DATA FOR REVIEW
══════

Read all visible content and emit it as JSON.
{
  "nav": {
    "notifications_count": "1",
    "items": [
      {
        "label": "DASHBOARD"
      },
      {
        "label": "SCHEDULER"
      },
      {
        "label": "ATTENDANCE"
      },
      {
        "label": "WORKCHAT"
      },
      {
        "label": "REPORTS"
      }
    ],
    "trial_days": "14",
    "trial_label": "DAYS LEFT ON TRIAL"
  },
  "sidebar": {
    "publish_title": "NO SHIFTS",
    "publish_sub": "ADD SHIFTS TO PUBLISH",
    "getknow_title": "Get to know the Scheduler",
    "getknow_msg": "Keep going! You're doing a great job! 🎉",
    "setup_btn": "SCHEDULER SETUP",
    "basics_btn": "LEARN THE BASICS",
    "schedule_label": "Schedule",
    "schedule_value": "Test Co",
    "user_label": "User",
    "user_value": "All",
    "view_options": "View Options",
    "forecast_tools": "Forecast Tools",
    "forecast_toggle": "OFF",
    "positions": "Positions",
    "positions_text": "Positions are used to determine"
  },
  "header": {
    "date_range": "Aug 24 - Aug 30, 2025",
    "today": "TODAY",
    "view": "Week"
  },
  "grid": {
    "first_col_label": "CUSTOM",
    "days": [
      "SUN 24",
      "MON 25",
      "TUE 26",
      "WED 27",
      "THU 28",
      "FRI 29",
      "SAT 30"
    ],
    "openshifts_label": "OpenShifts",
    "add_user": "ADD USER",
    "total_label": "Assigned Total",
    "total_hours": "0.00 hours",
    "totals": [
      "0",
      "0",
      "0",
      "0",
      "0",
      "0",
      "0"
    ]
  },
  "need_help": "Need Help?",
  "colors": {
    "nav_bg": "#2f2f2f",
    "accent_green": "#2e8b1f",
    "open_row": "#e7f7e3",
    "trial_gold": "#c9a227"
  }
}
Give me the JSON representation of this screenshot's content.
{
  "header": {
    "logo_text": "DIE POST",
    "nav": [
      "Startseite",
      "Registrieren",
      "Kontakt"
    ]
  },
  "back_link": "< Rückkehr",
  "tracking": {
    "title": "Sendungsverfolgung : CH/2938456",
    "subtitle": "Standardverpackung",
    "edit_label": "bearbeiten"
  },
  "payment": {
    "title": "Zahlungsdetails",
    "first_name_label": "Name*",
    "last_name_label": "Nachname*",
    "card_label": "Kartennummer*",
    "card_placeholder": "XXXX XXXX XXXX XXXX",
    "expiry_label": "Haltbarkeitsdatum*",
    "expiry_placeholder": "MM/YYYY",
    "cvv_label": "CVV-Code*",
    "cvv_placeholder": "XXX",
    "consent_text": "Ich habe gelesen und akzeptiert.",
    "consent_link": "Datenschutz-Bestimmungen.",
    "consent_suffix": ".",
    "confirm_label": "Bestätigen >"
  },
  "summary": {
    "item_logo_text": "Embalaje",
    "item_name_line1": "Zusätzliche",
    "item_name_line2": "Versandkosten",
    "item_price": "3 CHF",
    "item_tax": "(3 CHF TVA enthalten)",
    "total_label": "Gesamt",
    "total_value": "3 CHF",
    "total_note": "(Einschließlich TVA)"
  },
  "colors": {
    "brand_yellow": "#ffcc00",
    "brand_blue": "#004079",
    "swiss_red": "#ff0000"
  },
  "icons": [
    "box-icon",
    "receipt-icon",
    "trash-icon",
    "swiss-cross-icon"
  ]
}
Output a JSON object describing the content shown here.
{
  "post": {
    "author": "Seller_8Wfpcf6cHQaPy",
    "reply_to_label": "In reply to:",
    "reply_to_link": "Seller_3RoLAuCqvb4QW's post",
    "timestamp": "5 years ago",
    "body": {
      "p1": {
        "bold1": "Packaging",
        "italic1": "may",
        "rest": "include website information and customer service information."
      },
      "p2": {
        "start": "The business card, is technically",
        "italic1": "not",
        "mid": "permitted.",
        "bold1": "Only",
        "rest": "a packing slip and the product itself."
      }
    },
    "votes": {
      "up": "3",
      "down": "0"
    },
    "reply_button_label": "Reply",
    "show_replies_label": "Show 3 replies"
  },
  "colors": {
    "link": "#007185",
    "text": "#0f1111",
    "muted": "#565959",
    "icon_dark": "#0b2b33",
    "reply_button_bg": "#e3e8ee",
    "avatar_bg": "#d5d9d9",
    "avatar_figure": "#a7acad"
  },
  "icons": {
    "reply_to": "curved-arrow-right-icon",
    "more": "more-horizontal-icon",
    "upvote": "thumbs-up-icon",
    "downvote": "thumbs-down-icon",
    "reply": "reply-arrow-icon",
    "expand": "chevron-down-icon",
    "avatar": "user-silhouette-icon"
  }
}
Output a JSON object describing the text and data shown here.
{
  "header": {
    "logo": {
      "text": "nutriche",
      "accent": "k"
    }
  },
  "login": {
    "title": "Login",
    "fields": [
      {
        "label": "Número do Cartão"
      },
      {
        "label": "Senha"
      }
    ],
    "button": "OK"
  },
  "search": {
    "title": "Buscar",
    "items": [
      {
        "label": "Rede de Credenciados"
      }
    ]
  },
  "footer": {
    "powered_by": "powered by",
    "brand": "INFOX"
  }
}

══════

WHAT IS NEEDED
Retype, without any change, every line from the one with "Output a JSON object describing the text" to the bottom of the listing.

RESPONSE
Output a JSON object describing the text and data shown here.
{
  "header": {
    "logo": {
      "text": "nutriche",
      "accent": "k"
    }
  },
  "login": {
    "title": "Login",
    "fields": [
      {
        "label": "Número do Cartão"
      },
      {
        "label": "Senha"
      }
    ],
    "button": "OK"
  },
  "search": {
    "title": "Buscar",
    "items": [
      {
        "label": "Rede de Credenciados"
      }
    ]
  },
  "footer": {
    "powered_by": "powered by",
    "brand": "INFOX"
  }
}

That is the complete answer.